Both Deutsche Boerse and the LSE, however, face a tangle of regulatory, political and legal hurdles to get their respective deals done.

The Deutsche Boerse plan foresees its XETRA cash equity market joining to the Euronext platform to form a pan-European share-trading market, a source familiar with the situation said. This in turn will be part of a larger equities division that will be run out of New York.

The shares of Hong Kong Exchanges and Clearing Ltd. fell to a four-month intraday low on Friday, as pressure mounted on the world’s most valuable stock exchange operator to show it can effectively compete against any new, giant competitors.

HKEx — which issued two separate statements this week stressing it was open to strategic alliances — could look to CBOE or Nasdaq as possible partners, observers said.

“If I am the Hong Kong exchange, I would be trying to approach the bigger U.S. stock exchanges like Nasdaq right now,” said Ronald Wan, managing director of the Hong Kong unit of China Merchants Securities.

Weighing in on the NYSE deal for a second straight day, New York City Mayor Michael Bloomberg said links with Asian exchanges might prove more difficult than with Latin American exchanges, which he called the next “natural link” after the Deutsche Boerse tie-up.

In Europe, trading venues BATS and Chi-X said they extended their merger talks to secure a deal, which has taken on added importance in light of the Deutsche Boerse-NYSE Euronext talks.

The venues, which are owned and used by the largest European trading firms, were aiming to strike a deal by 11 February, according to people familiar with the matter, but the firms said on Friday talks were still going on. Chi-X Europe, which is the second-largest European share trading venue, and BATS, which owns BATS Europe, said late last year they were in exclusive negotiations, drawing a line under a bidding process that also involved Nasdaq OMX and Deutsche Boerse. The merger makes the Chi-X-BATS deal more important, said Richard Semark, managing director of European client trading at UBS.

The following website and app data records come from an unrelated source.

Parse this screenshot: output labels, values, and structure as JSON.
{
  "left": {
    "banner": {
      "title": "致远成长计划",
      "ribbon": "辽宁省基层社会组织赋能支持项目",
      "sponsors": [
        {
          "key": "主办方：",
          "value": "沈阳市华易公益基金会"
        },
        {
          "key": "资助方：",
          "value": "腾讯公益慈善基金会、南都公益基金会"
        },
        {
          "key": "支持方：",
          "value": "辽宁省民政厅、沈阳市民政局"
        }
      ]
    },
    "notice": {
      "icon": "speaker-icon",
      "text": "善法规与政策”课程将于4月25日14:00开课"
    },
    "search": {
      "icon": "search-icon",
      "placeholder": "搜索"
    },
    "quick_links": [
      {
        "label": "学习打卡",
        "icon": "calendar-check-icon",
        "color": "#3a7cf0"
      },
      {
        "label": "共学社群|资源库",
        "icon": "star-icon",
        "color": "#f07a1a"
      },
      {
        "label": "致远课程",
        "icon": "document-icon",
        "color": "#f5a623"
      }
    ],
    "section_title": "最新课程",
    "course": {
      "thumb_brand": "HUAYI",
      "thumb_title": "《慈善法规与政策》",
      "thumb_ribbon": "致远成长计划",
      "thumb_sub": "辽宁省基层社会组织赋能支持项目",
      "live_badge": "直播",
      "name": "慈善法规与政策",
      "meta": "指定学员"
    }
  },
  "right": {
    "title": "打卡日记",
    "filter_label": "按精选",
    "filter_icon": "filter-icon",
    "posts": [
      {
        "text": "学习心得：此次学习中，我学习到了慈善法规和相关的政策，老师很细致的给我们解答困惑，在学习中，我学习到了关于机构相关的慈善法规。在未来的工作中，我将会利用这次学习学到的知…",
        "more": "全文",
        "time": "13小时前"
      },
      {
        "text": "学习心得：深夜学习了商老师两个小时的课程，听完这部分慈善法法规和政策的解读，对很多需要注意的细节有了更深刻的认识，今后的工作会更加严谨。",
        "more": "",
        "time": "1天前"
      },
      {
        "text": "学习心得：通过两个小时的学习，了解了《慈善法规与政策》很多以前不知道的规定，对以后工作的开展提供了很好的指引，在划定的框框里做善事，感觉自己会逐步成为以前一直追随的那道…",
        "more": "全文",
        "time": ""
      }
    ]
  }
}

“Our greatest strategic requirement is that competition is sustainable in Europe and that the market moves toward pan-European platforms rather than national ones. To this end, a deal between BATS and Chi-X should ensure viable long-term competition,” he said.

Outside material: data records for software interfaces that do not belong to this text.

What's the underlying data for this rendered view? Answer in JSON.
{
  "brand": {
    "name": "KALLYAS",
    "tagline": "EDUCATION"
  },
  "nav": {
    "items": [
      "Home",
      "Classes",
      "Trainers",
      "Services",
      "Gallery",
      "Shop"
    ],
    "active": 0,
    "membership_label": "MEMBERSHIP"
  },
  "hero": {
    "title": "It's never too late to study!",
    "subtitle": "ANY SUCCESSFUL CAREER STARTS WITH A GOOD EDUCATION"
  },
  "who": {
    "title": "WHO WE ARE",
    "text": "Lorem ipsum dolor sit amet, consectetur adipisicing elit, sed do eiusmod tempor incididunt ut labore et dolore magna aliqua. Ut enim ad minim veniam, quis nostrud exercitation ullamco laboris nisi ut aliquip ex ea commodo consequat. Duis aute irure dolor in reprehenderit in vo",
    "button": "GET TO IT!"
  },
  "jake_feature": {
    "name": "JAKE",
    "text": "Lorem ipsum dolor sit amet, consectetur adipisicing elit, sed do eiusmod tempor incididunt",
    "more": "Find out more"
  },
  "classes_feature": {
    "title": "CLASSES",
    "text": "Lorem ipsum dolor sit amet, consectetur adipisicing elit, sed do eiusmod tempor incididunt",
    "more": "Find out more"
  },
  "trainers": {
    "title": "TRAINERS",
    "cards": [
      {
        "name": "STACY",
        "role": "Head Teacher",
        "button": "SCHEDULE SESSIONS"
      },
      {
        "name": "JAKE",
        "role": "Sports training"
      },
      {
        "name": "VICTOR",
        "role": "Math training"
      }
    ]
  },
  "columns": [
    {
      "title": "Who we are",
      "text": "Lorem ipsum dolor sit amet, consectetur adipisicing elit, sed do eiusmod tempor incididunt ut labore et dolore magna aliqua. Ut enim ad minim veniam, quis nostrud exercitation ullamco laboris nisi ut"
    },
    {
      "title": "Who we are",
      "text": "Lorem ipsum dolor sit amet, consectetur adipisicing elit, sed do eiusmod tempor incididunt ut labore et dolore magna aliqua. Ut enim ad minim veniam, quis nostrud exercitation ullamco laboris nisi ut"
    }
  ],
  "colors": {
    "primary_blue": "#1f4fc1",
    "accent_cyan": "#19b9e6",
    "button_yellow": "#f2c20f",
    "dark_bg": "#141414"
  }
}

Chi-X Europe has a market share of 16.7 percent, after the London Stock Exchange with 23.8 percent. Euronext has 16.1 percent, Deutsche Boerse 11.6 percent and BATS 6.1 percent, according to Thomson Reuters data.

A combined Deutsche Boerse-NYSE Euronext would become the top European trader, with 27.7 percent, and a combined Chi-X-Bats would have 22.8 percent.